Transplant donors and recipients, from left, Charlie and Diane Fox, Tanya Tait and Todd Hauptman, hope to form a support group so that others can learn from their experiences.

Organ transplant network to form

Charlie Fox and Todd Hauptman are starting a Fraser Valley support network for people facing transplants, donors and their families.

Charlie Fox is a politician, elected by the people of Langley Township to guide the direction of the municipality and administer tax dollars fairly. As a politician, he wields enormous power.

Todd Hauptman is a political activist who keeps people like Fox on their toes.

But politics is not the only thing they have in common, and it would be a mistake to believe that they are political adversaries. What links them on a supremely personal level is this: Both are alive because of the unselfish act of another.

Fox and Hauptman underwent kidney transplants within 15 months of each other. Fox received his from his wife, Diane, and Hauptman from Tanya Tait, the executive assistant to MP Mark Warawa.

In January, 2009, Fox received a kidney from his wife, Diane, a counsellor at R.E. Mountain Secondary.

On March 31, 2010, one of Tait’s kidneys was removed and placed next to Hauptman’s non-functioning kidneys.

As the questions about the unknown swirled in their heads, the four did not have the benefit of a support group. Knowing what they know now, they want to offer their support through the establishment of a Fraser Valley support network for people facing transplants, potential donors, and their families.

At 7 p.m. on Monday, Feb. 20, Tait, Hauptman and the Foxes are convening a gathering in the Yorkson Room on the fourth floor of Township Hall, 20338 65 Ave. There, people can share stories and speak of their needs, and find out what resources are available.

While building awareness of organ donations is part of the event, the thrust will be to establish a support network.

In an interview, Hauptman recalled how much it meant to him, his mother and stepfather to meet with Charlie and Diane Fox before his March 31, 2010 operation. Hauptman’s parents had questions about what they should anticipate with their son’s operation and recovery.

“We hadn’t done this before, so we didn’t know what was normal,” Hauptman said.

“This (meeting) is really about support and encouragement,” he said.

Hauptman was four when his parents learned he had Alport’s syndrome, a rare disease which affects one in 50,000 people. An inherited condition, Alport’s typically appears during childhood and is more prevalent and serious among boys.  It can lead to end-stage renal disease and deafness.

Hauptman was on dialysis for nine hours every day for almost three years.

Tait’s kidney gave him a second chance at life.

Charlie Fox got this opportunity from his wife.

Fox inherited the kidney disease that killed his mother at the age of 66. As he approached his transplant surgery in January, 2009, his organs were functioning at 10 per cent of capacity.

“They were falling at a fairly consistent rate,” Fox recalled.

In the weeks leading up to the transplant, he was filled with mixed emotions.
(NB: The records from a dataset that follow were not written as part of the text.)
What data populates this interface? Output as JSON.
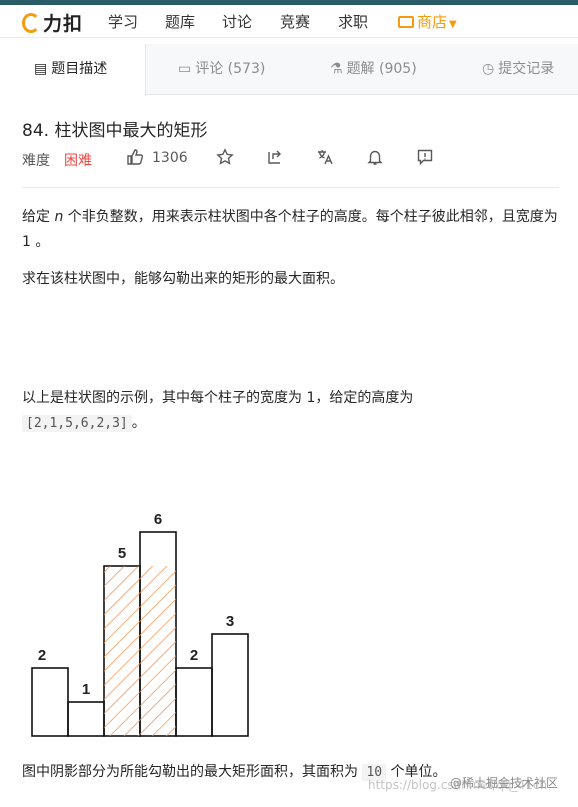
{
  "nav": {
    "logo": "力扣",
    "items": [
      "学习",
      "题库",
      "讨论",
      "竞赛",
      "求职"
    ],
    "shop": "商店"
  },
  "tabs": [
    {
      "label": "题目描述"
    },
    {
      "label": "评论 (573)"
    },
    {
      "label": "题解 (905)"
    },
    {
      "label": "提交记录"
    }
  ],
  "problem": {
    "title": "84. 柱状图中最大的矩形",
    "difficulty_label": "难度",
    "difficulty": "困难",
    "likes": "1306"
  },
  "description": {
    "p1_pre": "给定 ",
    "p1_var": "n",
    "p1_post": " 个非负整数，用来表示柱状图中各个柱子的高度。每个柱子彼此相邻，且宽度为 1 。",
    "p2": "求在该柱状图中，能够勾勒出来的矩形的最大面积。",
    "p3_pre": "以上是柱状图的示例，其中每个柱子的宽度为 1，给定的高度为 ",
    "p3_code": "[2,1,5,6,2,3]",
    "p3_post": "。",
    "p4_pre": "图中阴影部分为所能勾勒出的最大矩形面积，其面积为 ",
    "p4_code": "10",
    "p4_post": " 个单位。"
  },
  "chart_data": {
    "type": "bar",
    "categories": [
      "",
      "",
      "",
      "",
      "",
      ""
    ],
    "values": [
      2,
      1,
      5,
      6,
      2,
      3
    ],
    "data_labels": [
      "2",
      "1",
      "5",
      "6",
      "2",
      "3"
    ],
    "highlight": {
      "start_index": 2,
      "end_index": 3,
      "height": 5,
      "color": "#f08c4a"
    },
    "ylim": [
      0,
      6
    ]
  },
  "watermark": {
    "url": "https://blog.csdn.net/qq_41ch",
    "community": "@稀土掘金技术社区"
  }
}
The prevailing thought, however, was this: “How will this positively affect our life together and allow us to do some of the things we wanted to do in retirement?”

“My mother never had that opportunity.”

He said that his wife and Tait “are amazing,” adding that “you’d never know they are any different” living with only one kidney.

That his wife was a perfect match for the transplant eliminated the need for dialysis for Charlie.

“For me, that was the best case scenario,” Diane said.

“I thought that I was in totally capable hands from the start, and I felt that this was the right thing to do. I never thought otherwise,” she said.

It is said that a transplant operation is harder on the donor than the recipient, but Diane more or less sailed through a three-month recovery,

“The real bonus,” she said, “is that we spend quality time together in our retirement.”

Her experience proved invaluable to Tait.

Diane’s willingness to be frank about her experience was extremely beneficial, Tait said.

It is only through her network of friends that she found out about the Foxes’ situation and, Tait added, the new group would ensure that potential organ donors and recipients receive the support and information they need.

“This is their chance to connect, one on one, and that really helps.”

For information, call Charlie Fox at 604-533-3352, or email








Langley Times